His marriage to his high school sweetheart, Marjorie “Midge” Harrold, in 1936 lasted until 1941. They had one child together, Alan Ladd, Jr., in 1937. His second marriage was to his agent, Sue Carol, in 1942. Ladd and Carol raised her 10-year-old daughter, Carol Lee, from a previous marriage. They had two more children as well: Alana in 1943 and David in 1947. They remained married until Ladd’s death in 1964.
The Hits Keep Coming
Throughout the 1940s and into the 1950s, Alan Ladd kept audiences coming back. He starred in two more films with Veronica Lake, including Blue Dahlia, and Saigon, as well as in three Hollywood all-star revues during World War II. His other leading ladies included Virginia Mayo, Betty Hutton, Gail Russell, Loretta Young, Ruth Hussey, Deborah Kerr, and Donna Reed.

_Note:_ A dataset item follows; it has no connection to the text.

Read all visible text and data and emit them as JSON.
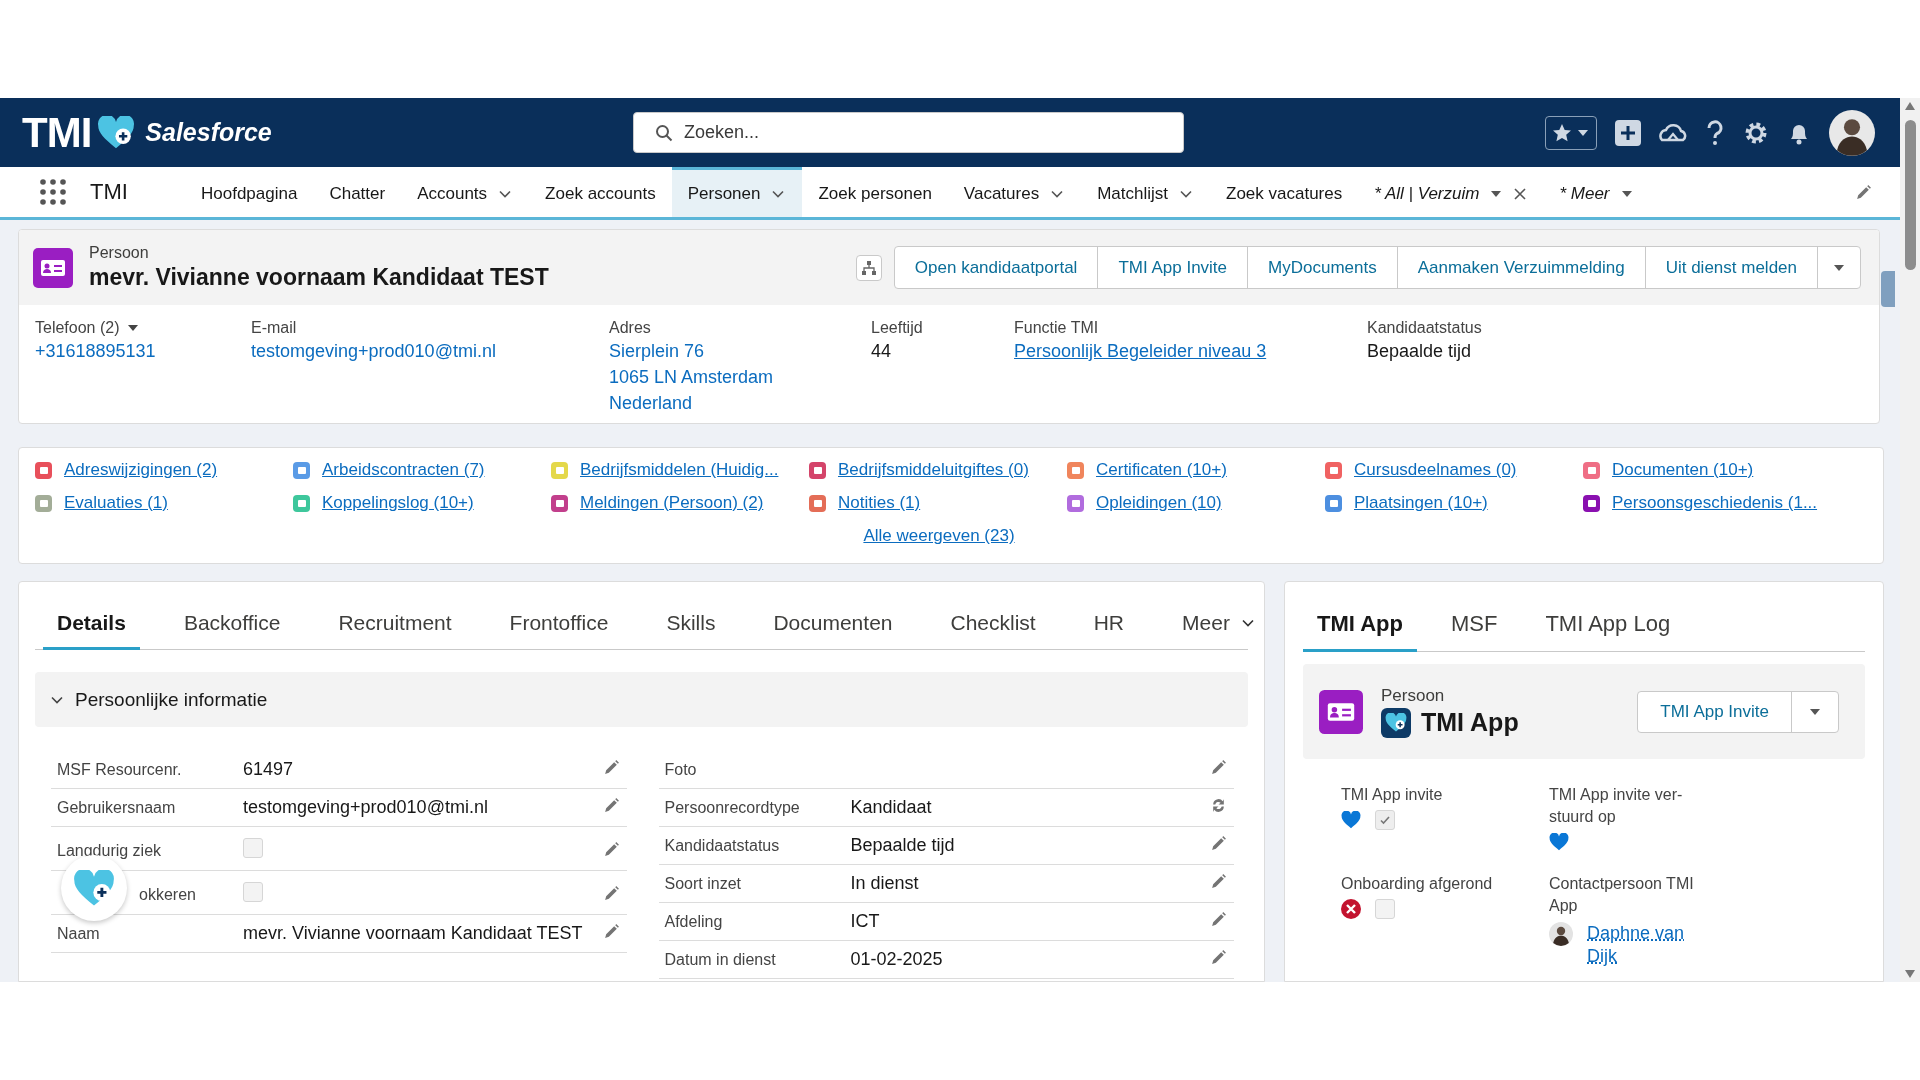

His sudden leap to stardom was temporarily interrupted when he was drafted in January 1943. But his army stint came to an end in October of the same year when he was hospitalized with a stomach disorder, and he was honorably discharged.
Ladd picked up where he left off, starring in movies such as And Now Tomorrow, Two Years Before the Mast, The Glass Key, Beyond Glory, and Whispering Smith, his first Western since becoming a star.
By 1949, he realized his dream of starring in the remake of The Great Gatsby as Jay Gatsby. It was not well received, and after that, Ladd avoided dramatic roles. Afterward, he starred in Branded, Red Mountain, Thunder in the East, and Botany Bay.
In 1951, he starred in the movie that many people consider his greatest role: Shane. When it was released in 1953, it went on to make over $8 million in its initial North American run.
Popularity In Decline
As the 1950s wore on, Ladd left Paramount (his home studio during his best years) and worked as a freelancer for Warner Bros., Universal, and Warwick. The movies he made during these years include The Iron Mistress, Saskatchewan, and The Black Knight. He traveled to Britain and Canada and spent about a year and a half out of the United States.
In 1954, Alan Ladd returned home and formed his own production company: Jaguar Productions. His first film for Jaguar was Drum Beat. This Western was directed by Delmore Daves and had some success at the box office. The Big Land in 1957 received a lukewarm reception, while The Proud Rebel got good reviews in 1958.
As the decade continued, fans were no longer clamoring for Alan Ladd. His movies began to fall out of favor, and he made some bad decisions. In 1956, he turned down the role of Jett Rink in Giant…and watched James Dean soar to superstardom in the part. Then, he turned down the lead role in The Sons of Katie Elder, which went on to be a popular movie.
Life and Legacy
Alan Ladd was a quiet, sensitive man who had many troubles. His parents both died young, and Alan struggled with alcoholism. When asked once in an interview “what would you change if you could change anything about yourself?” Alan Ladd replied: “Everything.”
With his films floundering and his fans moving on to younger, taller, “better” actors, Alan Ladd struggled. He died on January 29, 1964, due to an accidental mixing of alcohol, tranquilizers, and barbiturates. He was 50 years old.
His final film, The Carpetbaggers, was released on April 9, 1964, and was a huge commercial success. It made over $40,000,000 (worldwide) against a budget of $3,000,000.00.
No matter what part Ladd played, audiences were transfixed by him. Although Alan Ladd is gone, his work lives on…and INSP fans can still watch him—and adore him!